§ WORK TASK:
What you return should match the data below exactly, line for line.

Dataset rows describing interfaces
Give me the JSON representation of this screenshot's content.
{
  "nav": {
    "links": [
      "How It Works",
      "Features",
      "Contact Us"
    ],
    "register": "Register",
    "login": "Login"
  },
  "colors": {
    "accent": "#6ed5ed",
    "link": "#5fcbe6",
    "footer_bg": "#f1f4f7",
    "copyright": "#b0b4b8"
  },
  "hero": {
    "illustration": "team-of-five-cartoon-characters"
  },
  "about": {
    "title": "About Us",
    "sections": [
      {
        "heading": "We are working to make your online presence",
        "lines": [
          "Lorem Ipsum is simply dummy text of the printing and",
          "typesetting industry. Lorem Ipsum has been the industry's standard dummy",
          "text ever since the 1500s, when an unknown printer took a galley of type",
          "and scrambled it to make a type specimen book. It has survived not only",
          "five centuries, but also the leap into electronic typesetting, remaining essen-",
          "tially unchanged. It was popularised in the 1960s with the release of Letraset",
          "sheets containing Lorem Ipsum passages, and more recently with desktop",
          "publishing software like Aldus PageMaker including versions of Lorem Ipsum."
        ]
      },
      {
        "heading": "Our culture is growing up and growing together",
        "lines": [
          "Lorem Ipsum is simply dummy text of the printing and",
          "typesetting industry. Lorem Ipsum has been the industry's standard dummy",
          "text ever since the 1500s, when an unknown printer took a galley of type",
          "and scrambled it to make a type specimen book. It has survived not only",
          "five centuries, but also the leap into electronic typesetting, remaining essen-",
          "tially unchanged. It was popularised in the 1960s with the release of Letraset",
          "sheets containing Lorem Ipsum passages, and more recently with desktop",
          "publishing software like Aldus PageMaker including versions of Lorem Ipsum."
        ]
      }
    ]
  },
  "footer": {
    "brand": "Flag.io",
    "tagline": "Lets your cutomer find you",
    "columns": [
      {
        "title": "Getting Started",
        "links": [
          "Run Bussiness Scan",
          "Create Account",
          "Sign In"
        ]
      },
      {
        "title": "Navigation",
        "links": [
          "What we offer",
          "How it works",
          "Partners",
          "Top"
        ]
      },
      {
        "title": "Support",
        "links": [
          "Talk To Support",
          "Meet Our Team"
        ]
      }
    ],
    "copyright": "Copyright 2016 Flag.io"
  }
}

§ PROBLEM SOLUTION:
Give me the JSON representation of this screenshot's content.
{
  "nav": {
    "links": [
      "How It Works",
      "Features",
      "Contact Us"
    ],
    "register": "Register",
    "login": "Login"
  },
  "colors": {
    "accent": "#6ed5ed",
    "link": "#5fcbe6",
    "footer_bg": "#f1f4f7",
    "copyright": "#b0b4b8"
  },
  "hero": {
    "illustration": "team-of-five-cartoon-characters"
  },
  "about": {
    "title": "About Us",
    "sections": [
      {
        "heading": "We are working to make your online presence",
        "lines": [
          "Lorem Ipsum is simply dummy text of the printing and",
          "typesetting industry. Lorem Ipsum has been the industry's standard dummy",
          "text ever since the 1500s, when an unknown printer took a galley of type",
          "and scrambled it to make a type specimen book. It has survived not only",
          "five centuries, but also the leap into electronic typesetting, remaining essen-",
          "tially unchanged. It was popularised in the 1960s with the release of Letraset",
          "sheets containing Lorem Ipsum passages, and more recently with desktop",
          "publishing software like Aldus PageMaker including versions of Lorem Ipsum."
        ]
      },
      {
        "heading": "Our culture is growing up and growing together",
        "lines": [
          "Lorem Ipsum is simply dummy text of the printing and",
          "typesetting industry. Lorem Ipsum has been the industry's standard dummy",
          "text ever since the 1500s, when an unknown printer took a galley of type",
          "and scrambled it to make a type specimen book. It has survived not only",
          "five centuries, but also the leap into electronic typesetting, remaining essen-",
          "tially unchanged. It was popularised in the 1960s with the release of Letraset",
          "sheets containing Lorem Ipsum passages, and more recently with desktop",
          "publishing software like Aldus PageMaker including versions of Lorem Ipsum."
        ]
      }
    ]
  },
  "footer": {
    "brand": "Flag.io",
    "tagline": "Lets your cutomer find you",
    "columns": [
      {
        "title": "Getting Started",
        "links": [
          "Run Bussiness Scan",
          "Create Account",
          "Sign In"
        ]
      },
      {
        "title": "Navigation",
        "links": [
          "What we offer",
          "How it works",
          "Partners",
          "Top"
        ]
      },
      {
        "title": "Support",
        "links": [
          "Talk To Support",
          "Meet Our Team"
        ]
      }
    ],
    "copyright": "Copyright 2016 Flag.io"
  }
}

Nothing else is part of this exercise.